This is really impressive and makes me really rethink my previous notions of a political risk framework, particularly in the context of Africa. No more preface necessary:
Sourced from Africa-Asia Confidential.
Posted in Africa, China, Daily Headlines, Natural Resources, Trade
Tagged FDI, Frontier Markets, Gold, Infrastructure, Oil and Gas, Politics, Risk, transparency/corruption
World gold production last year, sourced from here
. Kind of speaks for itself I think.
Really, nothing else needs to be said:
There is nothing intelligent to be said about gold. Nobody can tell you the right price for an ounce of gold. People will tell you it should go up or go down. To make any intelligent statements about investments you have to know what the right price is. You can’t do that with an asset like gold, which doesn’t produce any cash flow. So you can buy it out of superstition or ignore it because you are an atheist but you cannot buy it with an analytical foundation.
Source link here.
Why does it not surprise me that a map showing commodities reserves of emerging and frontier markets would have come from a Glencore report?
Looking at it in these terms kind of raises an obvious question: how is it that these countries aren’t in more dominant positions of setting the global agenda, policymaking, or development? Chalking it up to corruption is a bit too easy, and I’m honestly coming around to the opinion that nobody is totally free from corruption. It’s partly corruption, sure, but it’s also just simple logistics.
Posted in Africa, Americas, Asia, Europe & Mideast, Features, Natural Resources
Tagged Emerging Markets, Frontier Markets, Gold, Infrastructure, Oil and Gas, Politics
We know South Africa’s a major commodities player, but every once in a while it’s worth reminding ourselves just how much of a player it is:
Sourced from Mr. Mobius.
Corn, gold, silver and oil have been the biggest gainers of major financial assets around the world in the past five years. From Deutsche Bank via Also Sprach Analyst
The Gold Report has an exclusive interview with Carlos Andres chief analyst and managing editor of the Frontier Research Report and the Global Resource Investor that goes into rather gritty detail on risk assessment in the mining sector. If this is your thing, I would recommend reading the entire interview, but following are the bits that grabbed me the most.

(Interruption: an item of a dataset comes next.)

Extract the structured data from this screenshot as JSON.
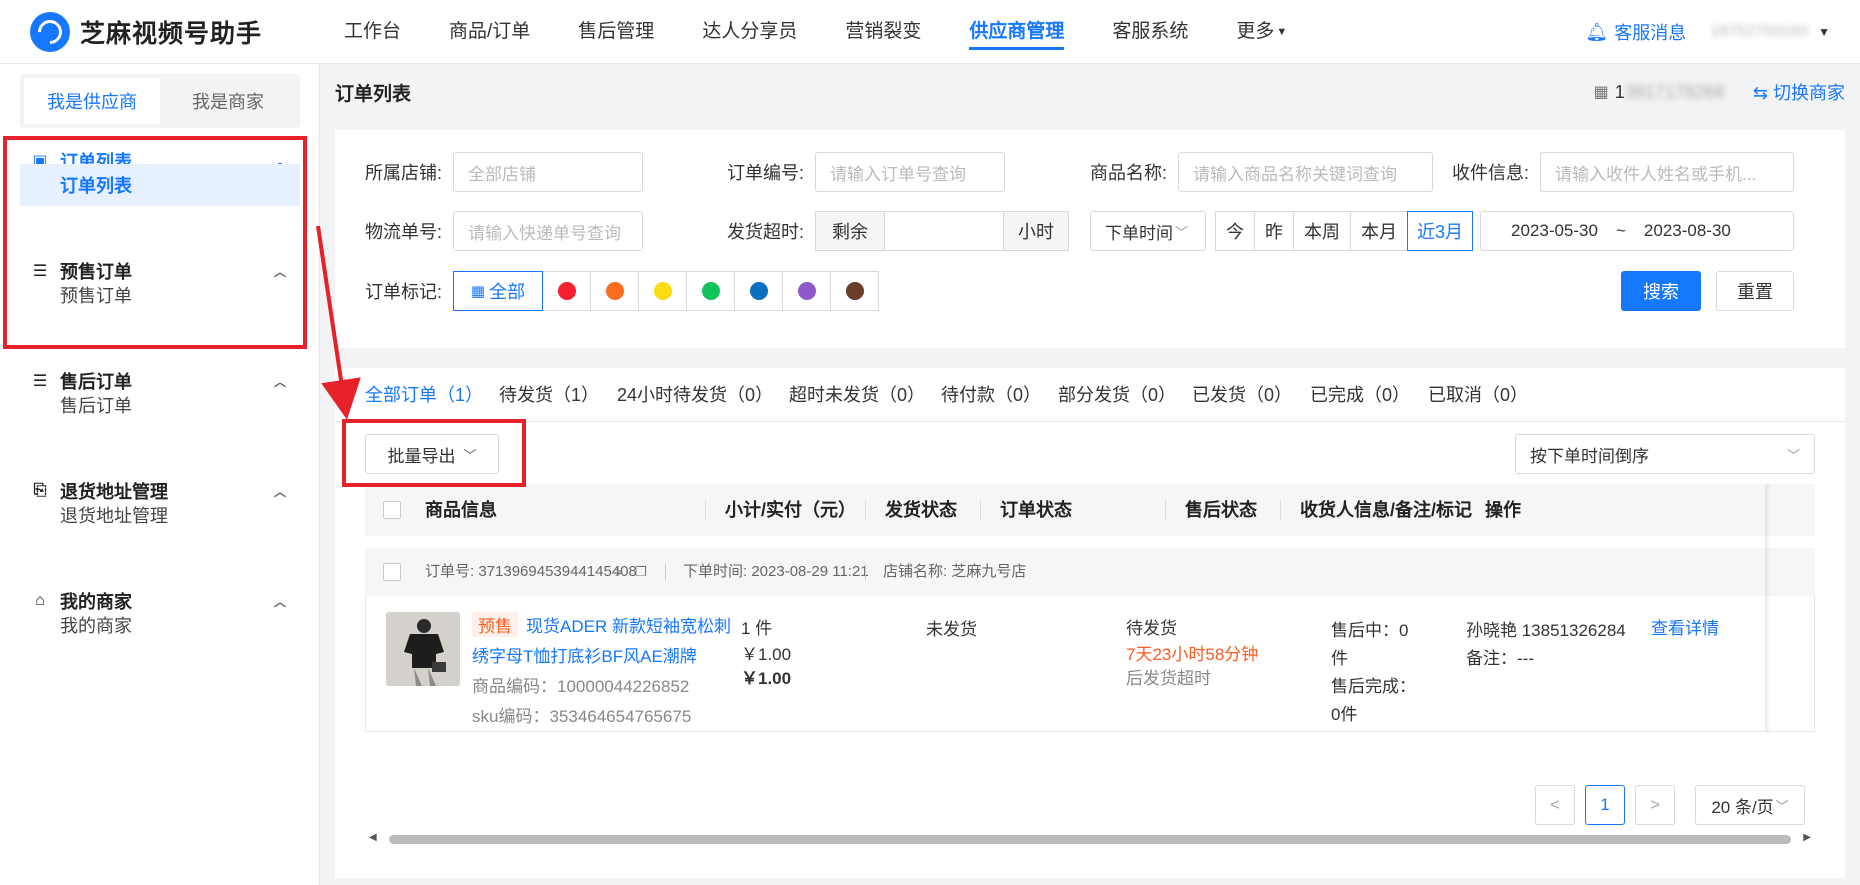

Carlos Andres: Now is one of those times where perceived risk is moving close to actual risk. It’s narrowed, even in some of my favorite jurisdictions, like Peru, which is a mining powerhouse and is No. 2 in the world in copper, No. 2 in silver and No. 6 in gold. Nevertheless, it’s experiencing some problems with local unrest to the point where it’s receiving international attention. It’s brought a cloud over Newmont Mining Corp.’s Minas Conga project, which has the green light from government but is moving very slowly in the face of local opposition.
So says Indian Prime Minister Manmohan Singh:
- Bring complete clarity on all tax matters. We want the world to know that India treats everyone fairly and reasonably and there will be no arbitrariness in tax matters.
- Control the fiscal deficit through a series of measures which my officials are working on and on which we will build consensus in the government.
- Revive the Mutual Fund and Insurance industries which have seen a downturn. Absence of investment avenues has pushed Indian savings into gold. We need to open new doors so that savings can be recycled into productive investments that create jobs and growth, not into gold.
Ben Bernanke’s lecture at George Washington University
last month on the Gold Standard method of fixing currency values continues whipping people into frenzied rants. Not one for frenzied rants, I thought I’d try to make sense of all this, so following are Dr. Ben’s essential arguments, the few remotely coherent reactions I managed to find to this event and then some of my own observations. The video of the March 20 lecture is available here
and a full transcript is here
. The exact points at which he discusses gold are between minutes 28 and 40 in the video and pages 13-17 in the transcript, followed by a student question at page 26.